“Tar balls are not regularly reported on Long Island but are found occasionally,” a spokeswoman said in an email. “In this case, the tar balls are old and dried out, indicating they are remnants from an old — perhaps very old — spill.”
City officials, meanwhile, said there was no cause for alarm, saying that only some tar balls had been found among what were described as clay and peat deposits, which are common.
“When the DEC came out, a lot of them were peat and clay, but some were tar balls and they decided to clean them all up,” said Public Works Commissioner John Mirando, adding that “very few” tar balls were discovered. “Our beach people have not found tar balls — everything they’ve been finding has been clay or peat. The ones we’ve been cleaning all year are peat or clay and natural deposits that exist in the ocean.”
Lifelong Long Beach resident Marvin Weiss, a surfer and vice chairman of the Surfrider Foundation Central Long Island Chapter, said that he and others began noticing gray clay deposits wash up on the beach last year — coinciding with the offshore dredging of sand as part of the Army Corps of Engineers’ coastal protection project — but that the substances turned black a few months ago. He said he and others have noticed the objects on all beaches in the city since the dredging began, and on Lincoln and Franklin boulevard beaches as recently as Wednesday.
“We were told that they were clay deposits,” Weiss said, adding that tar balls have not been seen in Long Beach since the early 1980s. “Over the past couple of months, what I noticed is that the gray turned to black … and the black would stay on my fingers, an oily-like substance. There are still gray clay balls on the beach, but some of them have shown up black lately. There are pieces out there that are the size of a basketball, others like the shape of a golf ball — they look like stones on the beach.”

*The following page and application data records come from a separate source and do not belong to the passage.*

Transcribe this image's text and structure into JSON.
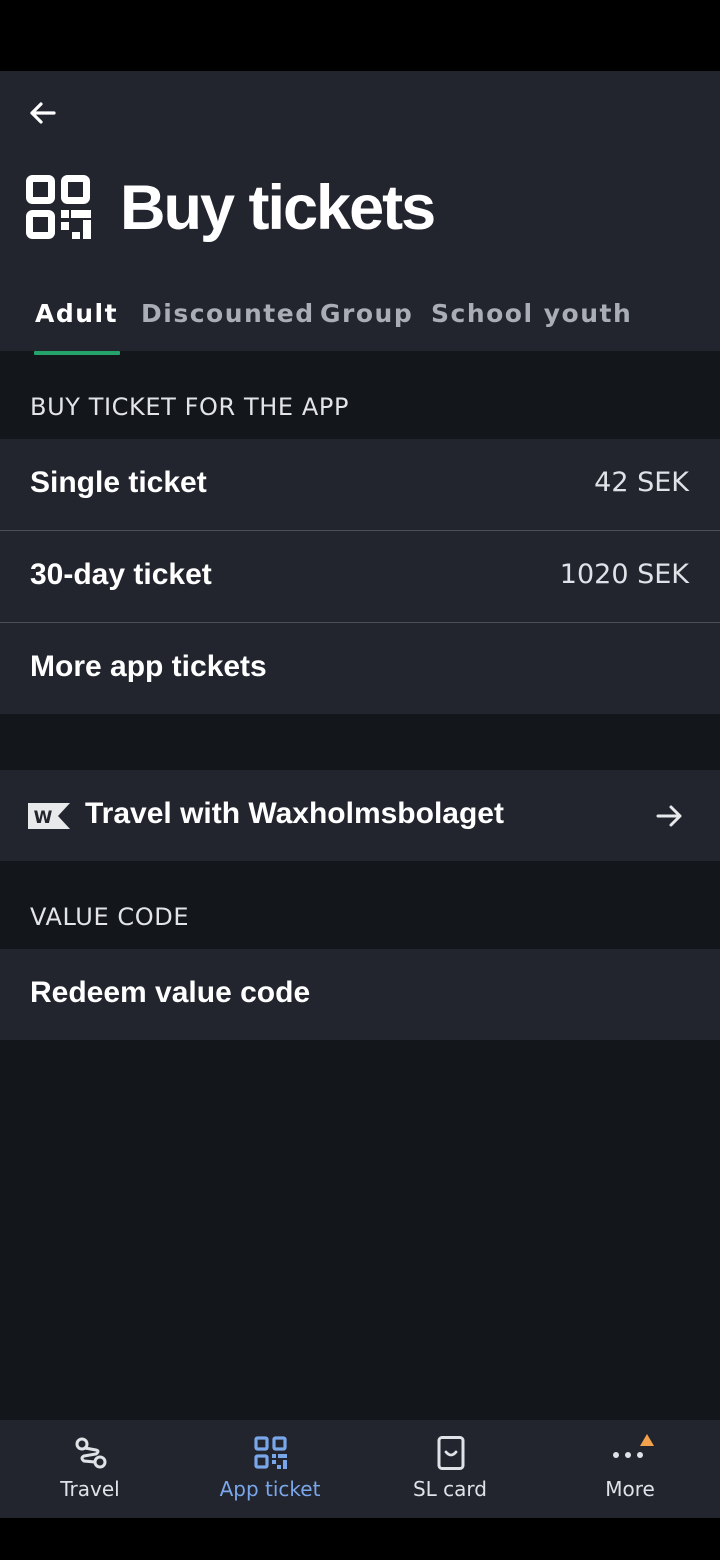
{
  "header": {
    "title": "Buy tickets",
    "tabs": [
      {
        "label": "Adult",
        "active": true
      },
      {
        "label": "Discounted",
        "active": false
      },
      {
        "label": "Group",
        "active": false
      },
      {
        "label": "School youth",
        "active": false
      }
    ]
  },
  "sections": {
    "app_ticket_label": "BUY TICKET FOR THE APP",
    "value_code_label": "VALUE CODE"
  },
  "tickets": [
    {
      "title": "Single ticket",
      "price": "42 SEK"
    },
    {
      "title": "30-day ticket",
      "price": "1020 SEK"
    },
    {
      "title": "More app tickets",
      "price": ""
    }
  ],
  "waxholm": {
    "label": "Travel with Waxholmsbolaget",
    "logo_letter": "W"
  },
  "value_code": {
    "label": "Redeem value code"
  },
  "bottom_nav": [
    {
      "label": "Travel",
      "icon": "route-icon",
      "active": false
    },
    {
      "label": "App ticket",
      "icon": "qr-code-icon",
      "active": true
    },
    {
      "label": "SL card",
      "icon": "card-icon",
      "active": false
    },
    {
      "label": "More",
      "icon": "more-dots-icon",
      "active": false
    }
  ],
  "colors": {
    "accent_tab": "#24a36b",
    "active_nav": "#7aa6ea",
    "notification": "#f4a14b",
    "surface": "#22252e",
    "background": "#13161a"
  }
}
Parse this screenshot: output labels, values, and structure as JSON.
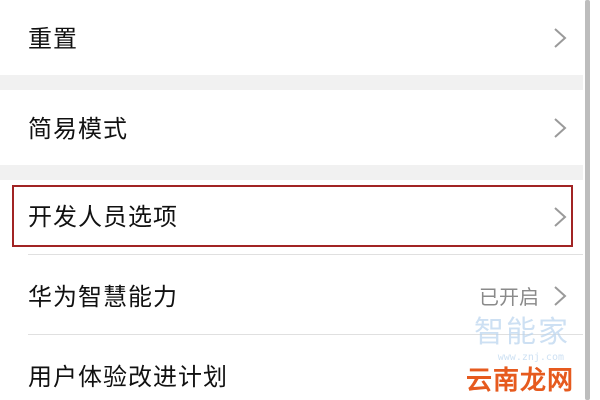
{
  "settings": {
    "items": [
      {
        "label": "重置"
      },
      {
        "label": "简易模式"
      },
      {
        "label": "开发人员选项"
      },
      {
        "label": "华为智慧能力",
        "status": "已开启"
      },
      {
        "label": "用户体验改进计划"
      }
    ]
  },
  "watermark": {
    "top_text": "智能家",
    "sub_text": "www.znj.com",
    "main_text": "云南龙网"
  },
  "colors": {
    "background": "#ffffff",
    "section_gap": "#f1f1f1",
    "highlight_border": "#a12424",
    "status_text": "#8a8a8a",
    "watermark_main": "#e65a1e",
    "watermark_faint": "#b9d4ee"
  }
}
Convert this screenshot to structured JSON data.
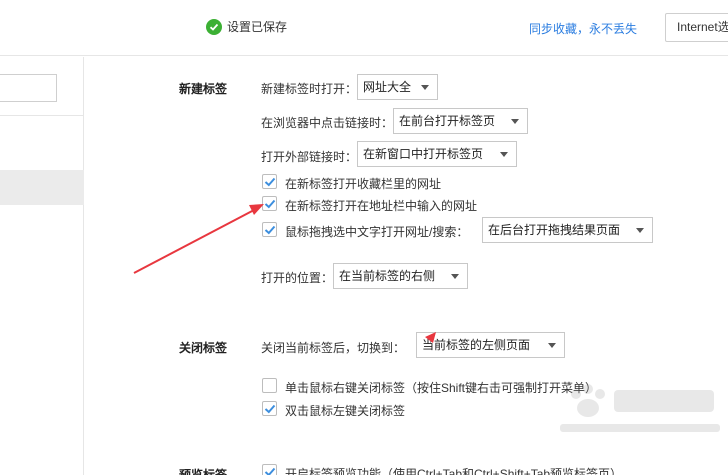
{
  "topbar": {
    "saved_text": "设置已保存",
    "sync_text": "同步收藏，永不丢失",
    "internet_button": "Internet选项"
  },
  "sections": {
    "new_tab": {
      "title": "新建标签",
      "open_label": "新建标签时打开：",
      "open_value": "网址大全",
      "click_link_label": "在浏览器中点击链接时：",
      "click_link_value": "在前台打开标签页",
      "external_label": "打开外部链接时：",
      "external_value": "在新窗口中打开标签页",
      "cb1": "在新标签打开收藏栏里的网址",
      "cb2": "在新标签打开在地址栏中输入的网址",
      "cb3": "鼠标拖拽选中文字打开网址/搜索：",
      "drag_value": "在后台打开拖拽结果页面",
      "position_label": "打开的位置：",
      "position_value": "在当前标签的右侧"
    },
    "close_tab": {
      "title": "关闭标签",
      "switch_label": "关闭当前标签后，切换到：",
      "switch_value": "当前标签的左侧页面",
      "cb1": "单击鼠标右键关闭标签（按住Shift键右击可强制打开菜单）",
      "cb2": "双击鼠标左键关闭标签"
    },
    "preview": {
      "title": "预览标签",
      "cb1": "开启标签预览功能（使用Ctrl+Tab和Ctrl+Shift+Tab预览标签页）"
    }
  },
  "colors": {
    "accent": "#2b7de0",
    "check": "#3c8ede",
    "annotation": "#e8373f",
    "saved_icon": "#3cb034"
  }
}
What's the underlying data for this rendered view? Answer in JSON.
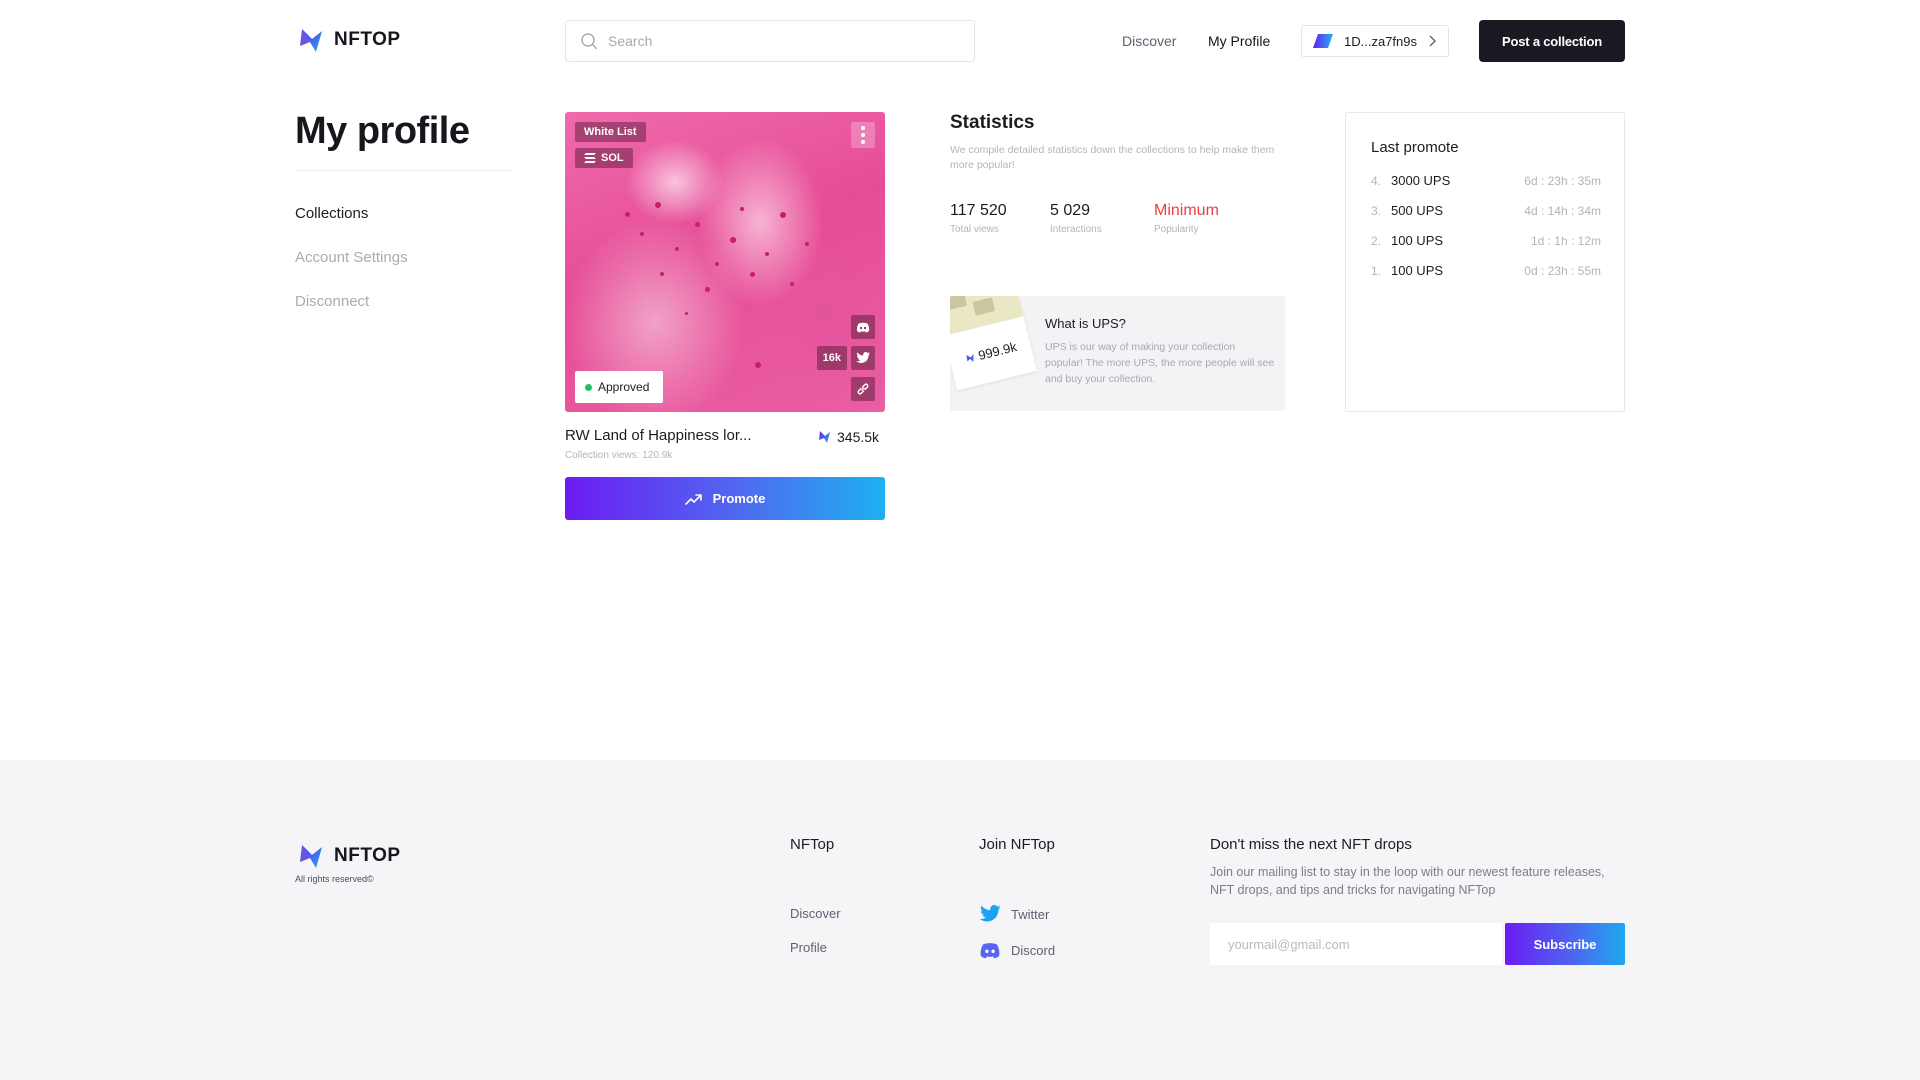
{
  "brand": {
    "name": "NFTOP",
    "accent": "#6c1cf3",
    "accent_end": "#1eb0f0"
  },
  "header": {
    "search_placeholder": "Search",
    "nav": {
      "discover": "Discover",
      "my_profile": "My Profile"
    },
    "wallet": "1D...za7fn9s",
    "post_button": "Post a collection"
  },
  "sidebar": {
    "title": "My profile",
    "items": [
      {
        "label": "Collections",
        "active": true
      },
      {
        "label": "Account Settings",
        "active": false
      },
      {
        "label": "Disconnect",
        "active": false
      }
    ]
  },
  "collection": {
    "tags": {
      "white_list": "White List",
      "chain": "SOL"
    },
    "status": "Approved",
    "twitter_count": "16k",
    "title": "RW Land of Happiness lor...",
    "price": "345.5k",
    "views": "Collection views: 120.9k",
    "promote_label": "Promote"
  },
  "statistics": {
    "title": "Statistics",
    "description": "We compile detailed statistics down the collections to help make them more popular!",
    "stats": [
      {
        "value": "117 520",
        "label": "Total views"
      },
      {
        "value": "5 029",
        "label": "Interactions"
      },
      {
        "value": "Minimum",
        "label": "Popularity"
      }
    ],
    "popularity_color": "#ea3e3e",
    "ups": {
      "card_value": "999.9k",
      "title": "What is UPS?",
      "text": "UPS is our way of making your collection popular! The more UPS, the more people will see and buy your collection."
    }
  },
  "last_promote": {
    "title": "Last promote",
    "rows": [
      {
        "index": "4.",
        "amount": "3000 UPS",
        "time": "6d : 23h : 35m"
      },
      {
        "index": "3.",
        "amount": "500 UPS",
        "time": "4d : 14h : 34m"
      },
      {
        "index": "2.",
        "amount": "100 UPS",
        "time": "1d : 1h : 12m"
      },
      {
        "index": "1.",
        "amount": "100 UPS",
        "time": "0d : 23h : 55m"
      }
    ]
  },
  "footer": {
    "rights": "All rights reserved©",
    "nftop_heading": "NFTop",
    "join_heading": "Join NFTop",
    "links": {
      "discover": "Discover",
      "profile": "Profile"
    },
    "social": {
      "twitter": "Twitter",
      "discord": "Discord"
    },
    "newsletter": {
      "title": "Don't miss the next NFT drops",
      "text": "Join our mailing list to stay in the loop with our newest feature releases, NFT drops, and tips and tricks for navigating NFTop",
      "placeholder": "yourmail@gmail.com",
      "button": "Subscribe"
    }
  }
}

Did the Army Corps “dig too deep? Is this old sediment from the days that we did have oil spills in the late 1970s and early ’80s?” Weiss asked. “Back then, there were tar balls on the beach, but this was cleaned up over the years, and the beaches have been great. Maybe with the dredging, should we take a look and see how deep they’re dredging?”
Earlier this month, the Herald reported that the dune and sand replenishment work in Long Beach had been paused because of rough weather and damaged equipment, and is set to resume in March, according to Army Corps officials, who said that the offshore dredge had been moved.
Officials of both Army Corps and DEC said that the tar balls were not a result of the recent Army Corps work.
“We don’t have any equipment working in the area,” Army Corps spokesman Michael Embrich said.
Adrienne Esposito, executive director of the Citizens Campaign for the Environment, told the Herald that it was unlikely that the tar balls were related to the Army Corps work.
“Dredging occurs all across Long Island for different reasons,” Esposito said, “and we don’t see this happening as a result of dredging on a routine basis. This could be something from a minor leak from a tanker that was heading to the New York City port. It could be from an illegal discharge that occurred out in the ocean.”
Esposito said Wednesday that the DEC informed her group that the tar balls were, in fact, petroleum deposits. “The DEC is handling it as if it’s tar and oil,” she said. “If it was a one-time event, and it’s been cleaned up, we should be OK. However, we’re concerned that more may wash up. It’s a great unknown.” To report a tar ball or oil spill, call the DEC at (800) 457-7362.